Problem: Output all of the records again, exactly as written.

------------------------------------------------

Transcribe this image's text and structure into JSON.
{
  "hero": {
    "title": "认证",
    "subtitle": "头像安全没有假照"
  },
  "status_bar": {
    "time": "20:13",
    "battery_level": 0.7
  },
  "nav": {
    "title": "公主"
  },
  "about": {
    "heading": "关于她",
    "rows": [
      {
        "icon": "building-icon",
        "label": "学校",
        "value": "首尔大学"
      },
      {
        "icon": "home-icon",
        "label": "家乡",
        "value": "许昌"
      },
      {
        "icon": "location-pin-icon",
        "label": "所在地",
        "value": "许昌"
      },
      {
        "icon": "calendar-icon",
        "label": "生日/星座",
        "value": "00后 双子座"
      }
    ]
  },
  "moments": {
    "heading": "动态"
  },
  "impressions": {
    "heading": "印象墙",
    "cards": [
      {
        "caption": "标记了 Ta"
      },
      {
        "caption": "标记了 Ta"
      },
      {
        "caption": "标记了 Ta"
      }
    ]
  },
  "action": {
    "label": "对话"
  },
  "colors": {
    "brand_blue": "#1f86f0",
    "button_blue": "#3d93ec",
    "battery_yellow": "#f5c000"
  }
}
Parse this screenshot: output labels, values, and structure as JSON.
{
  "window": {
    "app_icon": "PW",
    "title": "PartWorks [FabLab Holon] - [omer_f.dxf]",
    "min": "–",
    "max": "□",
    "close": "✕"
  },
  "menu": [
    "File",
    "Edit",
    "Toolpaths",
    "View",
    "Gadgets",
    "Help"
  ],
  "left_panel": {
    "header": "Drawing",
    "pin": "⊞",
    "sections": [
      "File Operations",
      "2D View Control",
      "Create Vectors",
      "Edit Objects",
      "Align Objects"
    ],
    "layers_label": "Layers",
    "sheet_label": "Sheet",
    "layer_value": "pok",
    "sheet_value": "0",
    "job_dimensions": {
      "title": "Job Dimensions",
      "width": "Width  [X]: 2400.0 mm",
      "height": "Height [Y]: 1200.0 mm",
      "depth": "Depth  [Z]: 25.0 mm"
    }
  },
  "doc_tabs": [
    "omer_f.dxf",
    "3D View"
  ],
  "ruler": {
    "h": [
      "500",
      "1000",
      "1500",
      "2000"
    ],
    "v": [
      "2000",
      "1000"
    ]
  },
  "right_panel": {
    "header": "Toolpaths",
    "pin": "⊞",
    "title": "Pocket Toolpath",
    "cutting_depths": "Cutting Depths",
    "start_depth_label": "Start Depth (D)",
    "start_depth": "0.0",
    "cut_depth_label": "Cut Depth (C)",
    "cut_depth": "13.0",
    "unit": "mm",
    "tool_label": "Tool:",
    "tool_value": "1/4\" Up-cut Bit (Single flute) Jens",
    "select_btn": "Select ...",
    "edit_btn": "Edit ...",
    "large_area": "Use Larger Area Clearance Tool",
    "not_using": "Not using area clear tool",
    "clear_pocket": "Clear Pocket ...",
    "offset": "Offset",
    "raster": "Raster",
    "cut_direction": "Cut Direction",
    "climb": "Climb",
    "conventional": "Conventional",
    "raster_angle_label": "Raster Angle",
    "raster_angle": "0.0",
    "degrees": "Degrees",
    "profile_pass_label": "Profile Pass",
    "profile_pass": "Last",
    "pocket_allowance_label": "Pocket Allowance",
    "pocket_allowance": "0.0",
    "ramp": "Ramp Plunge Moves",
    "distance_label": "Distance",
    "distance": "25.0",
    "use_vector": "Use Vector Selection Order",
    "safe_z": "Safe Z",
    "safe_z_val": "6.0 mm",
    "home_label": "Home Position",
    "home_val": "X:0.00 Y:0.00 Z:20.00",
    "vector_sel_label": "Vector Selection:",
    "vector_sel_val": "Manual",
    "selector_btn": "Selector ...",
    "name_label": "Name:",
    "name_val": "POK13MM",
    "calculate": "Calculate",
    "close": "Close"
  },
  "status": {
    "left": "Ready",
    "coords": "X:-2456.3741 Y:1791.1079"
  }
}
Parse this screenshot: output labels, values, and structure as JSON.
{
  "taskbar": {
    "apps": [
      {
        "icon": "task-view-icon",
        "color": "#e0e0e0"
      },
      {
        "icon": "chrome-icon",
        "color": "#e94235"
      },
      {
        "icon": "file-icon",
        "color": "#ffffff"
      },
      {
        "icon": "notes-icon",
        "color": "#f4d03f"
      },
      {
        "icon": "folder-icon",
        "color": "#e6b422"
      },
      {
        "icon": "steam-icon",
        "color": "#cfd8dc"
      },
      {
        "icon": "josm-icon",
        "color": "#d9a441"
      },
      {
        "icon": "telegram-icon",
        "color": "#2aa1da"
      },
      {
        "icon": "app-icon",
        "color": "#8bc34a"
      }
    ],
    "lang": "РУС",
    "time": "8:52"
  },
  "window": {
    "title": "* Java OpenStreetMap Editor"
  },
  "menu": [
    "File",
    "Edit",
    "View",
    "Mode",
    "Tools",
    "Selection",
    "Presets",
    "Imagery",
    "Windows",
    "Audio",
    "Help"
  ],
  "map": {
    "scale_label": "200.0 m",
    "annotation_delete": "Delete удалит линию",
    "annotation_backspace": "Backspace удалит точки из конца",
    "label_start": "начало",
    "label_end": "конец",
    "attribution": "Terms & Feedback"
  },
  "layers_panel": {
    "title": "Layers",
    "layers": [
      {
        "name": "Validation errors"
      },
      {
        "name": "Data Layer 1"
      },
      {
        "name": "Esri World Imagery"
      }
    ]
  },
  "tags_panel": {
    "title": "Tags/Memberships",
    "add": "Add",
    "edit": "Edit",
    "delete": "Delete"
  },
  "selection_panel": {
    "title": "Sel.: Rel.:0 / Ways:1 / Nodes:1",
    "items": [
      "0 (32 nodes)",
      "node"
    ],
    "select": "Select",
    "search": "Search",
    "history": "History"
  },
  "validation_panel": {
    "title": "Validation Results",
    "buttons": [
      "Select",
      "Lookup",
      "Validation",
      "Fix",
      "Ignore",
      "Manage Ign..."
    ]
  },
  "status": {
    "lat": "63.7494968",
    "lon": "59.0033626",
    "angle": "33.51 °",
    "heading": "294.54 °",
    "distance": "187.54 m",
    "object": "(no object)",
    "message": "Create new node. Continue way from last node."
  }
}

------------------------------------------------

Task response:
Transcribe this image's text and structure into JSON.
{
  "hero": {
    "title": "认证",
    "subtitle": "头像安全没有假照"
  },
  "status_bar": {
    "time": "20:13",
    "battery_level": 0.7
  },
  "nav": {
    "title": "公主"
  },
  "about": {
    "heading": "关于她",
    "rows": [
      {
        "icon": "building-icon",
        "label": "学校",
        "value": "首尔大学"
      },
      {
        "icon": "home-icon",
        "label": "家乡",
        "value": "许昌"
      },
      {
        "icon": "location-pin-icon",
        "label": "所在地",
        "value": "许昌"
      },
      {
        "icon": "calendar-icon",
        "label": "生日/星座",
        "value": "00后 双子座"
      }
    ]
  },
  "moments": {
    "heading": "动态"
  },
  "impressions": {
    "heading": "印象墙",
    "cards": [
      {
        "caption": "标记了 Ta"
      },
      {
        "caption": "标记了 Ta"
      },
      {
        "caption": "标记了 Ta"
      }
    ]
  },
  "action": {
    "label": "对话"
  },
  "colors": {
    "brand_blue": "#1f86f0",
    "button_blue": "#3d93ec",
    "battery_yellow": "#f5c000"
  }
}
Parse this screenshot: output labels, values, and structure as JSON.
{
  "window": {
    "app_icon": "PW",
    "title": "PartWorks [FabLab Holon] - [omer_f.dxf]",
    "min": "–",
    "max": "□",
    "close": "✕"
  },
  "menu": [
    "File",
    "Edit",
    "Toolpaths",
    "View",
    "Gadgets",
    "Help"
  ],
  "left_panel": {
    "header": "Drawing",
    "pin": "⊞",
    "sections": [
      "File Operations",
      "2D View Control",
      "Create Vectors",
      "Edit Objects",
      "Align Objects"
    ],
    "layers_label": "Layers",
    "sheet_label": "Sheet",
    "layer_value": "pok",
    "sheet_value": "0",
    "job_dimensions": {
      "title": "Job Dimensions",
      "width": "Width  [X]: 2400.0 mm",
      "height": "Height [Y]: 1200.0 mm",
      "depth": "Depth  [Z]: 25.0 mm"
    }
  },
  "doc_tabs": [
    "omer_f.dxf",
    "3D View"
  ],
  "ruler": {
    "h": [
      "500",
      "1000",
      "1500",
      "2000"
    ],
    "v": [
      "2000",
      "1000"
    ]
  },
  "right_panel": {
    "header": "Toolpaths",
    "pin": "⊞",
    "title": "Pocket Toolpath",
    "cutting_depths": "Cutting Depths",
    "start_depth_label": "Start Depth (D)",
    "start_depth": "0.0",
    "cut_depth_label": "Cut Depth (C)",
    "cut_depth": "13.0",
    "unit": "mm",
    "tool_label": "Tool:",
    "tool_value": "1/4\" Up-cut Bit (Single flute) Jens",
    "select_btn": "Select ...",
    "edit_btn": "Edit ...",
    "large_area": "Use Larger Area Clearance Tool",
    "not_using": "Not using area clear tool",
    "clear_pocket": "Clear Pocket ...",
    "offset": "Offset",
    "raster": "Raster",
    "cut_direction": "Cut Direction",
    "climb": "Climb",
    "conventional": "Conventional",
    "raster_angle_label": "Raster Angle",
    "raster_angle": "0.0",
    "degrees": "Degrees",
    "profile_pass_label": "Profile Pass",
    "profile_pass": "Last",
    "pocket_allowance_label": "Pocket Allowance",
    "pocket_allowance": "0.0",
    "ramp": "Ramp Plunge Moves",
    "distance_label": "Distance",
    "distance": "25.0",
    "use_vector": "Use Vector Selection Order",
    "safe_z": "Safe Z",
    "safe_z_val": "6.0 mm",
    "home_label": "Home Position",
    "home_val": "X:0.00 Y:0.00 Z:20.00",
    "vector_sel_label": "Vector Selection:",
    "vector_sel_val": "Manual",
    "selector_btn": "Selector ...",
    "name_label": "Name:",
    "name_val": "POK13MM",
    "calculate": "Calculate",
    "close": "Close"
  },
  "status": {
    "left": "Ready",
    "coords": "X:-2456.3741 Y:1791.1079"
  }
}
Parse this screenshot: output labels, values, and structure as JSON.
{
  "taskbar": {
    "apps": [
      {
        "icon": "task-view-icon",
        "color": "#e0e0e0"
      },
      {
        "icon": "chrome-icon",
        "color": "#e94235"
      },
      {
        "icon": "file-icon",
        "color": "#ffffff"
      },
      {
        "icon": "notes-icon",
        "color": "#f4d03f"
      },
      {
        "icon": "folder-icon",
        "color": "#e6b422"
      },
      {
        "icon": "steam-icon",
        "color": "#cfd8dc"
      },
      {
        "icon": "josm-icon",
        "color": "#d9a441"
      },
      {
        "icon": "telegram-icon",
        "color": "#2aa1da"
      },
      {
        "icon": "app-icon",
        "color": "#8bc34a"
      }
    ],
    "lang": "РУС",
    "time": "8:52"
  },
  "window": {
    "title": "* Java OpenStreetMap Editor"
  },
  "menu": [
    "File",
    "Edit",
    "View",
    "Mode",
    "Tools",
    "Selection",
    "Presets",
    "Imagery",
    "Windows",
    "Audio",
    "Help"
  ],
  "map": {
    "scale_label": "200.0 m",
    "annotation_delete": "Delete удалит линию",
    "annotation_backspace": "Backspace удалит точки из конца",
    "label_start": "начало",
    "label_end": "конец",
    "attribution": "Terms & Feedback"
  },
  "layers_panel": {
    "title": "Layers",
    "layers": [
      {
        "name": "Validation errors"
      },
      {
        "name": "Data Layer 1"
      },
      {
        "name": "Esri World Imagery"
      }
    ]
  },
  "tags_panel": {
    "title": "Tags/Memberships",
    "add": "Add",
    "edit": "Edit",
    "delete": "Delete"
  },
  "selection_panel": {
    "title": "Sel.: Rel.:0 / Ways:1 / Nodes:1",
    "items": [
      "0 (32 nodes)",
      "node"
    ],
    "select": "Select",
    "search": "Search",
    "history": "History"
  },
  "validation_panel": {
    "title": "Validation Results",
    "buttons": [
      "Select",
      "Lookup",
      "Validation",
      "Fix",
      "Ignore",
      "Manage Ign..."
    ]
  },
  "status": {
    "lat": "63.7494968",
    "lon": "59.0033626",
    "angle": "33.51 °",
    "heading": "294.54 °",
    "distance": "187.54 m",
    "object": "(no object)",
    "message": "Create new node. Continue way from last node."
  }
}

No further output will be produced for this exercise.